(What the exercise asks): Repeat the whole of the data, keeping every detail the same.

Items from an interface collection:
|---|

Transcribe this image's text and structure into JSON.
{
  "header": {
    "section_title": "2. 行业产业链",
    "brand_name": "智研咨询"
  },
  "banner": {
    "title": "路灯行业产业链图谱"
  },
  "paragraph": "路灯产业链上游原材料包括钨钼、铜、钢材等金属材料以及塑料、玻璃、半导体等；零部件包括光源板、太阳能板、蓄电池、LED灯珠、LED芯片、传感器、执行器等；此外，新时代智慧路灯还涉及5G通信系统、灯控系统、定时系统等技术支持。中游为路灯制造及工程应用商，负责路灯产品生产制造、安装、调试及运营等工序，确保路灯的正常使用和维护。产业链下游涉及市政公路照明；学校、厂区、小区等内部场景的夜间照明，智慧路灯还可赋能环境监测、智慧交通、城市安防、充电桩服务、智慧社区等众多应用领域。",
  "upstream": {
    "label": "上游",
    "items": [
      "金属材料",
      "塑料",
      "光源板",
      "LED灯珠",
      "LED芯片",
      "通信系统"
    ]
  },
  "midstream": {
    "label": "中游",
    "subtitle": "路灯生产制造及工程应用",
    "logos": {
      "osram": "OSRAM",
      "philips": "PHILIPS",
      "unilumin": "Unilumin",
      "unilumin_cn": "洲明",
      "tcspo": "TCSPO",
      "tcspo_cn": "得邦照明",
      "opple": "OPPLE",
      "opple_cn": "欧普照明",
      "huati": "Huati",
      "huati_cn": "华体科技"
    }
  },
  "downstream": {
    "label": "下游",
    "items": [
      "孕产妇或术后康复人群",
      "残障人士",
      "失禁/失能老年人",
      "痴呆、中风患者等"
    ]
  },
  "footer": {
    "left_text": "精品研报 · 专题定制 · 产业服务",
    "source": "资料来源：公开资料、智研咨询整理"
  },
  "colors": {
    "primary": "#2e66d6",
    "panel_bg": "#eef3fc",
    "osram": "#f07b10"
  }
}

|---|

(Solved exercise):
Transcribe this image's text and structure into JSON.
{
  "header": {
    "section_title": "2. 行业产业链",
    "brand_name": "智研咨询"
  },
  "banner": {
    "title": "路灯行业产业链图谱"
  },
  "paragraph": "路灯产业链上游原材料包括钨钼、铜、钢材等金属材料以及塑料、玻璃、半导体等；零部件包括光源板、太阳能板、蓄电池、LED灯珠、LED芯片、传感器、执行器等；此外，新时代智慧路灯还涉及5G通信系统、灯控系统、定时系统等技术支持。中游为路灯制造及工程应用商，负责路灯产品生产制造、安装、调试及运营等工序，确保路灯的正常使用和维护。产业链下游涉及市政公路照明；学校、厂区、小区等内部场景的夜间照明，智慧路灯还可赋能环境监测、智慧交通、城市安防、充电桩服务、智慧社区等众多应用领域。",
  "upstream": {
    "label": "上游",
    "items": [
      "金属材料",
      "塑料",
      "光源板",
      "LED灯珠",
      "LED芯片",
      "通信系统"
    ]
  },
  "midstream": {
    "label": "中游",
    "subtitle": "路灯生产制造及工程应用",
    "logos": {
      "osram": "OSRAM",
      "philips": "PHILIPS",
      "unilumin": "Unilumin",
      "unilumin_cn": "洲明",
      "tcspo": "TCSPO",
      "tcspo_cn": "得邦照明",
      "opple": "OPPLE",
      "opple_cn": "欧普照明",
      "huati": "Huati",
      "huati_cn": "华体科技"
    }
  },
  "downstream": {
    "label": "下游",
    "items": [
      "孕产妇或术后康复人群",
      "残障人士",
      "失禁/失能老年人",
      "痴呆、中风患者等"
    ]
  },
  "footer": {
    "left_text": "精品研报 · 专题定制 · 产业服务",
    "source": "资料来源：公开资料、智研咨询整理"
  },
  "colors": {
    "primary": "#2e66d6",
    "panel_bg": "#eef3fc",
    "osram": "#f07b10"
  }
}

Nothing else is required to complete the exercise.